DULUTH — Mimi Parker had a few small requests for her memorial service. She wanted festoon lighting — so the big-bulb string lights were draped from a wreath hung high in the center of the room, then down the walls of the community gathering space.
She asked that profiteroles be served, the specific cream puff recipe she perfected and taught to some women at the Church of Jesus Christ of Latter-Day Saints. Guests negotiated with gobs of custard.
And, in a nod to what friends described as her "dry and subtle sense of humor," Tim Rutili was enlisted to perform his song "All My Friends Are Funeral Singers." The singer from the Chicago rock band Califone was accompanied by guitar — and Parker and Alan Sparhawk's daughter, Hollis Sparhawk, whose quiet sweet harmonies drew comparisons to her mother.
Parker, singer and drummer alongside her husband in the internationally known rock band Low, died Saturday after a two-year battle with ovarian cancer. Her death has drawn emotional responses from the likes of Robert Plant, who described her harmonies with Sparhawk as "their delicious weave" and Chrissie Hynde, who referred to Parker as a "bestie" in a tweet.
It hit especially hard here, in the music-minded city where Low has made its home since the 1990s. In the past week, Enger Tower has twice been lit in memory of Parker and the local public radio station The North had a day's worth of Low music. Duluth musicians, too, have posted tributes to social media.

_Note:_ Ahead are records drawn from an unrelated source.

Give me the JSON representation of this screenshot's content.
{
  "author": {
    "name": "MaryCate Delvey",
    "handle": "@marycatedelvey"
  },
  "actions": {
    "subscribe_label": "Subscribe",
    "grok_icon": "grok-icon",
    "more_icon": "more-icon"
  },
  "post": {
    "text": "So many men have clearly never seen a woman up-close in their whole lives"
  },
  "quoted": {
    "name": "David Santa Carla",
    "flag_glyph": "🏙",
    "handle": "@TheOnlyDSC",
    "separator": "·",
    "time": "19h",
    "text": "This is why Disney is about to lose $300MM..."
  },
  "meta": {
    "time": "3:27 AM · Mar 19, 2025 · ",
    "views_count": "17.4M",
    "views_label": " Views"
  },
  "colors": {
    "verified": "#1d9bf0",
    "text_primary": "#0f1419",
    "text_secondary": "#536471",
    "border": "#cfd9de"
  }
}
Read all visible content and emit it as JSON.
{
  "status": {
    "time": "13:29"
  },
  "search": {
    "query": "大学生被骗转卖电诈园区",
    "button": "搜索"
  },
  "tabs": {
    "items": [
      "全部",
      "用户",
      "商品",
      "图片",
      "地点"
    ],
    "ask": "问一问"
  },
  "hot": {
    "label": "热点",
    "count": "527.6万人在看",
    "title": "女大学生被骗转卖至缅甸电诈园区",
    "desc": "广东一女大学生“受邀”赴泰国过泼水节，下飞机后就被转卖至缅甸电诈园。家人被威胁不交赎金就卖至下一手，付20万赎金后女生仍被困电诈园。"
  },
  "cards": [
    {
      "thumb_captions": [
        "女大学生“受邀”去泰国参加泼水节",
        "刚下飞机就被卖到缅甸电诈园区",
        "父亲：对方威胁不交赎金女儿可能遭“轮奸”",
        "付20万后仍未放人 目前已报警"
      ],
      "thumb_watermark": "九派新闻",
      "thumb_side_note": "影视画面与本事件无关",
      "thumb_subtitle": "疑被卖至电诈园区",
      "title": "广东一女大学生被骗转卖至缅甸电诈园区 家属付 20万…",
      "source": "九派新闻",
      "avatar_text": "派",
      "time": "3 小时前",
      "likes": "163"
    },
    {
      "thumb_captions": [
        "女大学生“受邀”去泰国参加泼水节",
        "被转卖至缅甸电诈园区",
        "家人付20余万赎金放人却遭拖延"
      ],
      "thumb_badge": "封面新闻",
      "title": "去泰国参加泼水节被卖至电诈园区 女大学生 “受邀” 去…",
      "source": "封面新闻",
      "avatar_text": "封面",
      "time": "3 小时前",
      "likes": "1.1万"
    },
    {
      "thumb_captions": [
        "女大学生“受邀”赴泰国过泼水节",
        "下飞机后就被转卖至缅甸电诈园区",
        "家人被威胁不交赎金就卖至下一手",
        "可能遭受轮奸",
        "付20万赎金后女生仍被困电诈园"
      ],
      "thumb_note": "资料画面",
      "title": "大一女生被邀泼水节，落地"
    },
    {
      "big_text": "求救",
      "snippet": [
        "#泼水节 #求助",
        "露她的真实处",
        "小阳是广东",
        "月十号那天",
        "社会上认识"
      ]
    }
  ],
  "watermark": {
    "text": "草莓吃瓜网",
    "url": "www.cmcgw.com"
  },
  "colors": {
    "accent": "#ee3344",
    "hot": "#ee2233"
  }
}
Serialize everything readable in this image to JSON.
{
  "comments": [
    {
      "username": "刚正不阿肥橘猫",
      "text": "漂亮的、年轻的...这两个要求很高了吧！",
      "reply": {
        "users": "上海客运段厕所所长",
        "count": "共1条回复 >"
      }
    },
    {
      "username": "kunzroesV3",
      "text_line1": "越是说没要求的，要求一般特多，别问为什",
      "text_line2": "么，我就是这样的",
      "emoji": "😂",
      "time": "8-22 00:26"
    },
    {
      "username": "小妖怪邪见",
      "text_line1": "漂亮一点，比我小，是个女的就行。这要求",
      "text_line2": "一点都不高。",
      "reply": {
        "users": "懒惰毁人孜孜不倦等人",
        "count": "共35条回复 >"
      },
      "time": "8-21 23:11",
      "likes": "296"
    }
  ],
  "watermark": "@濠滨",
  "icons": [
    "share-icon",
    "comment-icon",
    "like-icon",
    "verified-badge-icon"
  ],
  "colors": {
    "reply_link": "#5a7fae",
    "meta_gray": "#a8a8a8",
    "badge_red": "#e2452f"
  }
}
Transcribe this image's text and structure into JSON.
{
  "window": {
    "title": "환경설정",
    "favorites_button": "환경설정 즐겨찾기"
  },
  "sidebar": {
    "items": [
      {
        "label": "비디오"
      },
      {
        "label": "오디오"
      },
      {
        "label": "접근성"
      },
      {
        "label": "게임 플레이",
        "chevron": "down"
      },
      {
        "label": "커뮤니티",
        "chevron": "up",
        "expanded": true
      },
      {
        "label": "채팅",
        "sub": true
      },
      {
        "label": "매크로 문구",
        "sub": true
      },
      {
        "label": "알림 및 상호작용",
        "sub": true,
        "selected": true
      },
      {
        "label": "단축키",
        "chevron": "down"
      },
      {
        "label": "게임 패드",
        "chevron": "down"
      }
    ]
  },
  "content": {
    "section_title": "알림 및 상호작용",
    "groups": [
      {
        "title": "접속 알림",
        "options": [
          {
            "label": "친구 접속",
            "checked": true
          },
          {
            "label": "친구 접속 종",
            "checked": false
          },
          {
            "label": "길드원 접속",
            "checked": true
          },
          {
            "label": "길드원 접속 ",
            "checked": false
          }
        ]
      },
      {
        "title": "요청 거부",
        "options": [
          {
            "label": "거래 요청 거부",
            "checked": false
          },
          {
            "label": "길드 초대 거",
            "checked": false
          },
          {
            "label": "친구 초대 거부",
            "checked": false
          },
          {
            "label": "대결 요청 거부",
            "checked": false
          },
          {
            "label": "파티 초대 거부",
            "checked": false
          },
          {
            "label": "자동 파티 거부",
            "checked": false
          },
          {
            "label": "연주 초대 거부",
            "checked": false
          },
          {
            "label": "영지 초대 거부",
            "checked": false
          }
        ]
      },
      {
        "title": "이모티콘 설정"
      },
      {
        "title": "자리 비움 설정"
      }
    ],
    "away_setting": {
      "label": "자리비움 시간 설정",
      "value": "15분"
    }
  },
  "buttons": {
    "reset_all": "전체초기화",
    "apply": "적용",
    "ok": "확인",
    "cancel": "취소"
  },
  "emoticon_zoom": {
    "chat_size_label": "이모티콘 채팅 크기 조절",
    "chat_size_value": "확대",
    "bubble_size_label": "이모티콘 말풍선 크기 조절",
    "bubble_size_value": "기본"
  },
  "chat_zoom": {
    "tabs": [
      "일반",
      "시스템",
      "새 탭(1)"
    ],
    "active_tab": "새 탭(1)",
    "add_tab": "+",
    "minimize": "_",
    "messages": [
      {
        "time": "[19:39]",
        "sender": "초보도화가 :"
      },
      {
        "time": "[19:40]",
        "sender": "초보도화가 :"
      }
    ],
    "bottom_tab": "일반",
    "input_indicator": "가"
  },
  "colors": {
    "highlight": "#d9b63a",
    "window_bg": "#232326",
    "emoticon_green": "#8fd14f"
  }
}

Trampled by Turtles sent a bouquet.
Parker's memorial service, held Thursday afternoon on what Sparhawk described as a "blustery beautiful day," drew an estimated 350 people — a mix of church friends and music friends, according to Sparhawk — to the family's Mormon church. When the chairs in the overflow room were close to filled, they opened up seating on the overflow stage.
Friend Elsie Davis greeted the crowd with a message from the family — a nod to the several musicians who have played alongside the couple in Low.
"Friends, families, bass players ... welcome," she read.
Sparhawk occasionally hopped up from his seat at the front of the room to help out with instruments or microphones — including when friends Betsy and Matt Faerber performed an acoustic version of "Point of Disgust" which Parker sings on the 2002 album "Trust."
Robin Harris, who helped care for children Hollis and Cyrus when they were young and Low was touring, delivered the eulogy.
"If you're not crying, you should be," she said. "Because it's that big of a deal."
She told the details of Parker's quiet, unassuming life. She grew up on a farm and loved pigs, met Sparhawk in fourth grade, and was a track star at her small school in rural north central Minnesota. She was a skilled gift-wrapper, a reader, a puzzler and able to solve challenging Sudokus with ease.
Parker loved retro television, and collected chocolate from Low's travels. But she kept the international chocolates in the pantry next to the Hershey's and M&Ms.
Parker remained humble in fame. She preferred home to the road and once said the perfect life would be the life of a duchess.
Harris read aloud quotes from friends. Steve Garrington, who plays bass, said he was grateful to Parker and "forever blessed." Zak Sally, a bass player, said he was wearing a suit that he bought while touring with the band. Also an artist, Sally designed the programs — silvery lines offset against dark paper. On the back, a shadow of Parker's face as she sang with her eyes closed.
A private person who never dwelled on the subject of her fame with her siblings and rarely gave interviews, Parker first talked publicly about her diagnosis earlier this year on the syndicated program Sheroes Radio.
"It's been a helluva journey," she said. "This life is crazy. I don't even know if I have words of wisdom at this point."
Church president David Gore wondered if she would even have been comfortable with this many people talking about her.
Parker's sisters described her as someone who put other people first. True to form, memorial guests left with gifts: each family was able to pluck a rose from bouquets at the front of the church and squares were cut and offered from a quilt Sparhawk and Parker received when they were married.
And everyone received small illustrated cards with the recipe for Mimi Parker's profiteroles.